Md. Forest Service watching two big marsh fires
The Maryland DNR Forest Service is investigating the causes of two wildfires this week that have burned more than 3,500 acres of marshland in Dorchester County. Both fires have been brought under control, but continue to burn.
"We typically get large marsh fires at this time of year," said state fire supervisor Monte Mitchell. "With the conditions we had on Monday, with gusts from 20 to 40 mph, low relative humidity and dry fuel conditions, it's a recipe for large fires."
The two big fires were among 12 wildfires the Forest Service has tackled already this week on the Eastern Shore, in Dorchester, Caroline, Kent, Talbot and Somerset counties. Most were small and they were extinguished quickly.
No injuries were reported in any of the fires. But one fire Monday near Andrews, in Dorchester County, destroyed 5 acres of woodland, 32 acres of marsh, and two sheds. A hunting lodge was saved by fire fighters from the local volunteer company and the Forest Service.

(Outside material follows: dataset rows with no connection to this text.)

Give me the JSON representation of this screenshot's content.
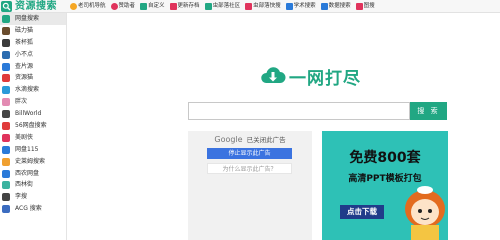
{
  "brand": {
    "name": "资源搜索",
    "color": "#21a783"
  },
  "topnav": [
    {
      "label": "老司机导航",
      "icon": "star-icon",
      "color": "#f5a623"
    },
    {
      "label": "赞助者",
      "icon": "heart-icon",
      "color": "#e0335c"
    },
    {
      "label": "自定义",
      "icon": "gear-icon",
      "color": "#21a783"
    },
    {
      "label": "更新存档",
      "icon": "archive-icon",
      "color": "#e0335c"
    },
    {
      "label": "虫部落社区",
      "icon": "bug-icon",
      "color": "#21a783"
    },
    {
      "label": "虫部落快搜",
      "icon": "bug-icon",
      "color": "#e0335c"
    },
    {
      "label": "学术搜索",
      "icon": "graduation-cap-icon",
      "color": "#2a7ad9"
    },
    {
      "label": "数据搜索",
      "icon": "chart-icon",
      "color": "#2a7ad9"
    },
    {
      "label": "图搜",
      "icon": "image-icon",
      "color": "#e0335c"
    }
  ],
  "sidebar": [
    {
      "label": "网盘搜索",
      "color": "#21a783"
    },
    {
      "label": "磁力猫",
      "color": "#6a4c2d"
    },
    {
      "label": "茶杯狐",
      "color": "#3b3b3b"
    },
    {
      "label": "小不点",
      "color": "#2b6cb0"
    },
    {
      "label": "查片源",
      "color": "#2a7ad9"
    },
    {
      "label": "资源猫",
      "color": "#e03b3b"
    },
    {
      "label": "水滴搜索",
      "color": "#2a9ad9"
    },
    {
      "label": "胖次",
      "color": "#e38bb3"
    },
    {
      "label": "BillWorld",
      "color": "#444444"
    },
    {
      "label": "56网盘搜索",
      "color": "#e03b3b"
    },
    {
      "label": "美剧侠",
      "color": "#e0335c"
    },
    {
      "label": "网盘115",
      "color": "#2a7ad9"
    },
    {
      "label": "史莱姆搜索",
      "color": "#f0a030"
    },
    {
      "label": "西农网盘",
      "color": "#2a7ad9"
    },
    {
      "label": "西林街",
      "color": "#3bb3a0"
    },
    {
      "label": "李搜",
      "color": "#444444"
    },
    {
      "label": "ACG 搜索",
      "color": "#3b6cc0"
    }
  ],
  "logo_text": "一网打尽",
  "search": {
    "value": "",
    "placeholder": "",
    "button_label": "搜 索"
  },
  "google_ad": {
    "brand": "Google",
    "status": "已关闭此广告",
    "stop_label": "停止显示此广告",
    "why_label": "为什么显示此广告？"
  },
  "promo_ad": {
    "title": "免费800套",
    "subtitle": "高清PPT模板打包",
    "cta": "点击下载",
    "bg_color": "#2ec1b6"
  }
}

Both of the large marsh fires began Monday. The largest, dubbed the Irish Creek fire, has charred more than 2,900 acres in the Fishing Bay Wildlife Management Area, about four miles south of Bestpitch.
The second fire, named the Thorofare fire, burned across 590 acres less than a mile south of Bestpitch along the Transquaking River.

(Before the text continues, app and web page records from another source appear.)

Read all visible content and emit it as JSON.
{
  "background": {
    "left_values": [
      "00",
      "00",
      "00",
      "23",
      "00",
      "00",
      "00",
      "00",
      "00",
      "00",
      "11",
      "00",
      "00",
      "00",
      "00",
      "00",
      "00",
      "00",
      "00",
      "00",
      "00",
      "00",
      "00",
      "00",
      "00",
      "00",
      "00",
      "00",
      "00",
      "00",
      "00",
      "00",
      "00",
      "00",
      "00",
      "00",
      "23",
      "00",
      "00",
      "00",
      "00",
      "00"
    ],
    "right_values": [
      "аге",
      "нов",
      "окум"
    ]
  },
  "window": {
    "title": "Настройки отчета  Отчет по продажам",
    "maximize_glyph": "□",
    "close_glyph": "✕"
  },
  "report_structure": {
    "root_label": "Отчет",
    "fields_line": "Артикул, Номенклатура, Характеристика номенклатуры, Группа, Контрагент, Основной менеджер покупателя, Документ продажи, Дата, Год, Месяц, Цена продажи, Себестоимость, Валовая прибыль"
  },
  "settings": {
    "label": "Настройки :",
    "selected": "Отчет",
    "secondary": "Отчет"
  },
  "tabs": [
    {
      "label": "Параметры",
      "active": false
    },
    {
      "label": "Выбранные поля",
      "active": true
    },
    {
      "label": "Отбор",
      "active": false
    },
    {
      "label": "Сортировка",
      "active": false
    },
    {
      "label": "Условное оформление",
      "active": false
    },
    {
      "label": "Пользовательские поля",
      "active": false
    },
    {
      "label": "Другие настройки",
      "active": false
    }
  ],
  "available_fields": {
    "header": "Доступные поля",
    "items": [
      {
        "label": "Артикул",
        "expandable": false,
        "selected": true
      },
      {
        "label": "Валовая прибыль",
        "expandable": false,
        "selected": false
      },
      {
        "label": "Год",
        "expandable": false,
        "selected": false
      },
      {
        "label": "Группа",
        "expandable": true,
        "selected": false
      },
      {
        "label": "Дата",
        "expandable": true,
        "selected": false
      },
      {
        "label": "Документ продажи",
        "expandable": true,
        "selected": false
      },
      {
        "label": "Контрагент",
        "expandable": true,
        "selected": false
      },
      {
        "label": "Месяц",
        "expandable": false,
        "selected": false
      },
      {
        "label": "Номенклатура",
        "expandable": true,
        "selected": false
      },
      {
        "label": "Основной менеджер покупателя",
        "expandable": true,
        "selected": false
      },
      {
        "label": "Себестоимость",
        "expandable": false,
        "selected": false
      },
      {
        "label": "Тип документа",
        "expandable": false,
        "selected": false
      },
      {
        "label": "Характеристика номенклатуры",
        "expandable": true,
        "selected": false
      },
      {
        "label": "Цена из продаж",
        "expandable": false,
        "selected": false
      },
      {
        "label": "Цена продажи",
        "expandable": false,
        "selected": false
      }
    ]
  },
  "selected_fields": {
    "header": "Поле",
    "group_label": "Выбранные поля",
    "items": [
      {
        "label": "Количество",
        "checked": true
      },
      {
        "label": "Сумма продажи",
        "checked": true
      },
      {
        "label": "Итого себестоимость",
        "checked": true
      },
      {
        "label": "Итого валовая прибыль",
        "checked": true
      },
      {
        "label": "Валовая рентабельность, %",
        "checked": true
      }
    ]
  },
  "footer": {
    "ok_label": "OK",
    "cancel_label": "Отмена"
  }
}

"Both are under investigation at this time," Mitchell said. "I don't want to speculate as to what the cause would be." But there was no lightning and there is nothing out there that would ignite a fire of its own accord, he said.

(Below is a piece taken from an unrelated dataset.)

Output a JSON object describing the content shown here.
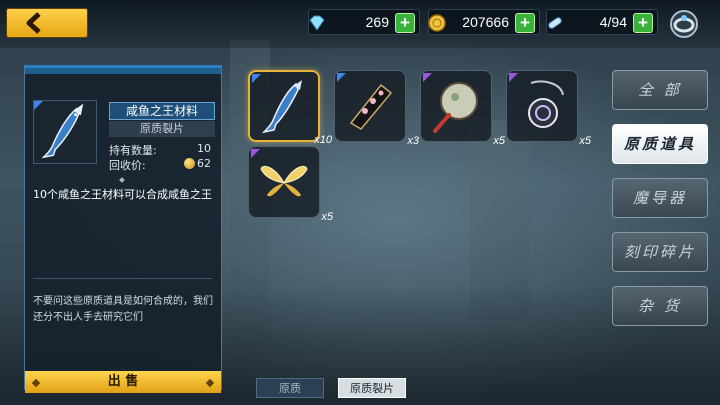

"Fires like that are suspicious in nature," he said.
Because of the fires' inaccessibility, two fire fighters were dispatched by boat with orders to confine and monitor the fires until the blazes burn themselves out, making sure they do not threaten woodlands or houses, Mitchell said.
The risk of wildfires continues this week, Mitchell said. "It looks like the winds are going to die down some after today. That's good. For the rest of the week it looks like we're still going to have dry conditions ... Fires ignite easily and spread easily under these conditions."
(PHOTO: Kayakers on the Transquaking River, Perry Thorsvik, 1997)